Espinoza: We began with eight students, now we have 60. It’s not exclusive to Hispanic people – we have opened the door to others. We do social and community outreach events, like free dental screenings for kids in struggling neighborhoods. I didn’t come from a privileged background, so I can relate to the need.
Lopez: I have learned that when you see how people treat others around them, you get an inclination about how they will be around people in our community and in our society. I am so proud of what he has already accomplished, and he hasn’t even graduated.
Espinoza: Whenever Dr. Lopez is here, he brings up the three R’s – that’s his thing: respect, relationships, reflection.
Lopez: I drill it into all our students: Have respect for yourself [and] the people around you – your classmates, faculty, the community. Create and value relationships. And take the time to reflect on your motivation.
Espinoza: He always brings everything back to the importance of meaning and happiness in everyone’s lives and how that translates into being successful. That and the three R’s summarize Dr. Lopez for me.
Lopez: Being associated with meaning and happiness? It doesn’t get better than that! You don’t wait for the opportunity to help each other. You create the opportunity and the culture of caring. Ruben is part of that.
Espinoza: Dr. Lopez has always been there for us. In a few months, we will graduate and be dentists, and then we will be colleagues.

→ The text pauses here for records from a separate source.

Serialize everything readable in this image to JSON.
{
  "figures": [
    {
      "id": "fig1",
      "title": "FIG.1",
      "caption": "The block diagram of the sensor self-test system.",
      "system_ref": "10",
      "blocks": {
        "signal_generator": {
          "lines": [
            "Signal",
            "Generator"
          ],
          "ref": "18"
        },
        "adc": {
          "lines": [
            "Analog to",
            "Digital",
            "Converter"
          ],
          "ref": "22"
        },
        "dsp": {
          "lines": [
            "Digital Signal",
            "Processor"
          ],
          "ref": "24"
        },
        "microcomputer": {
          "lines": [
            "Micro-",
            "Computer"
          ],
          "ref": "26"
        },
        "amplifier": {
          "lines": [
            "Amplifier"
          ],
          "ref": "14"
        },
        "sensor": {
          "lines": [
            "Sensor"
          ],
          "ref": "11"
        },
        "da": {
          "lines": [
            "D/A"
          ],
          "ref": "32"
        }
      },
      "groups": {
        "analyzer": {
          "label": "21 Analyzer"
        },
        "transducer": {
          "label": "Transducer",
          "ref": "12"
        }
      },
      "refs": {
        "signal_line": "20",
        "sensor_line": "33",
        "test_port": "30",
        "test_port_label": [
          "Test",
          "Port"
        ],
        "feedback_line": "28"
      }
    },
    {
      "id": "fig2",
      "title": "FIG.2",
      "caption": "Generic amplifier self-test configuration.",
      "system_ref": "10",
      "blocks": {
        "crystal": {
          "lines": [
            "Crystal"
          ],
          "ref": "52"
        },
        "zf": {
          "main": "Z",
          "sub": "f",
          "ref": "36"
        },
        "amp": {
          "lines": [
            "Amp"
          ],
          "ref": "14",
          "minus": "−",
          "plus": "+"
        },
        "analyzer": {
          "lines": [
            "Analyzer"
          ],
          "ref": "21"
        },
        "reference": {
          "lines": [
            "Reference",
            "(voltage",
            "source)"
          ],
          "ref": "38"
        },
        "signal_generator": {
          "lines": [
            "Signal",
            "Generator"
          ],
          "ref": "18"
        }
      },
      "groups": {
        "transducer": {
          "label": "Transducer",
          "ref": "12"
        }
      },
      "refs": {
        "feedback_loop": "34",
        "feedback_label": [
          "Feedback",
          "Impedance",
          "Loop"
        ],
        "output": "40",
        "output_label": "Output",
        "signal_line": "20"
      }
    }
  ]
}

Lopez: Ruben, from the first day I met you, we were colleagues. We have always been colleagues. That’s the magic of it all.